The office of sheriff-substitute in the Highlands and Islands is not always deemed a desirable one, and this circumstance has the effect of limiting selection at the seats of legal patronage, so that the choice statute of the responsible authorities may often fall on parties altogether unacquainted with the peculiar conditions of life in the districts referred to, and ignorant of the habitual language of the people. It may be worthy of consideration whether, in making selections for this office, the attention of Government might not be more frequently directed to experienced practitioners in the local courts, and whether preferment both to the office of sheriff and to that of procurator-fiscal in the localities where these offices are least coveted, might not be to some extent recognised as conferring a claim to more desirable appointments elsewhere. It is also expedient that the important qualification of a knowledge of Gaelic should not be lost sight of, and the same qualification is as desirable in the case of procurators-fiscal as in that of sheriffs.
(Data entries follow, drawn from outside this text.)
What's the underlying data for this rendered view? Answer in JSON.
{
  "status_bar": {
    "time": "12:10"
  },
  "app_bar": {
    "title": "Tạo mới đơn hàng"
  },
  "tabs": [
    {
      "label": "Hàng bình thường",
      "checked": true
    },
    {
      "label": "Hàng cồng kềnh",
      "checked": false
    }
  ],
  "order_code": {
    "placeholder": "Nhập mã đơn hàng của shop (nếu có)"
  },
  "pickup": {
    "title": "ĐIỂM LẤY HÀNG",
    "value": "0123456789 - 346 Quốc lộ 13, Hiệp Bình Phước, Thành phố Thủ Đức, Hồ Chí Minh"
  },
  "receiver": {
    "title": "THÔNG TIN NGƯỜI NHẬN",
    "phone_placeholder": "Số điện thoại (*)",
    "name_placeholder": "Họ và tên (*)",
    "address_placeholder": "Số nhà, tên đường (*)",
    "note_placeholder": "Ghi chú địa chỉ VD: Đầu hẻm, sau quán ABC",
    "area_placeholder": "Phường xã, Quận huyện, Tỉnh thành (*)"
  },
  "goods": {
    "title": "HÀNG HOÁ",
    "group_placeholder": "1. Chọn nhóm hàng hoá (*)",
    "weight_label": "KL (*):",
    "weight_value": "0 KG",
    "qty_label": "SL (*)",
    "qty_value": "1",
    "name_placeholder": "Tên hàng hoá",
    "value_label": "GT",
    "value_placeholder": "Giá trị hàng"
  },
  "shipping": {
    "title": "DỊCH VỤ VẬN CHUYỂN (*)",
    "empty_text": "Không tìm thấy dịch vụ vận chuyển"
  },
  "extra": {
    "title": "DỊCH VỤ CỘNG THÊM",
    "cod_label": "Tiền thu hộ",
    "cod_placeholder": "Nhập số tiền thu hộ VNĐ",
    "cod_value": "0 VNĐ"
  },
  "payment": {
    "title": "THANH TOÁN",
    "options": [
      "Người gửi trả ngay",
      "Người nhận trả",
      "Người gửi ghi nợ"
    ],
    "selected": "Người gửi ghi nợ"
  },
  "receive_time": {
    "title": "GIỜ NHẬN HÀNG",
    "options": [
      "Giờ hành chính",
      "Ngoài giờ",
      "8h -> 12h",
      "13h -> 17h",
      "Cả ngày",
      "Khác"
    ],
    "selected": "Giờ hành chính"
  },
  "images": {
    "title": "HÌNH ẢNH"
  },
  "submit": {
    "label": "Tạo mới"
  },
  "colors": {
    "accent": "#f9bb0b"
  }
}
The representatives of public justice in the secluded situations to which we allude are placed under many disadvantages with reference to society and residence. There might possibly be in some cases an unconscious admission of external influences, and in other cases the existence of such influences might be suspected v, here it toes not operate. We think that, for the perfect independence of the local sheriff, he should be relieved as far as possible of all embarrassment and obligations in his social relations, and be provided with an official residence by Government. There is a natural tendency, in the poor and remote localities which we are adverting, towards a concentration of offices,partly consequent on the inadequate remuneration of public functionaries, partly on the paucity of qualified persons, and partly, it may be, on the desire of local power which is attached to the cumulative possession of positions of this nature. The clerkship to the School Board, the collectorships of rates, the office of distributor of stamps, the clerkships of harbour trusts, the local bank agency, the factorate for private estates, and others, may be and are in some measure united in the hands of a single individual, while other persons perhaps equally deserving hold no offices at all. This when carried to excess is a state of things to be deprecated, but Crown office alone can be controlled by authority, and those which are principally open to our remarks are the offices of procurator-fiscal and sheriff-clerk. We are of opinion that these functionaries, so closely identified with the administration of the law, sheriff-clerks should be prohibited from doing any professional work or any business for profit other than their proper business respectively, either by themselves, or their partners, deputes, or others, and that this restriction should contemplate functions performed in other counties, as well as the counties in which they hold their appointments. If regulations of this nature should, in some cases, involve the necessity of higher salaries being appropriated to the offices in question, the number of the offices might be reduced by consolidation, but even if the aggregate charge to the Treasury were slightly augmented, it may be hoped that Government would not decline a concession recommended by the interests of justice.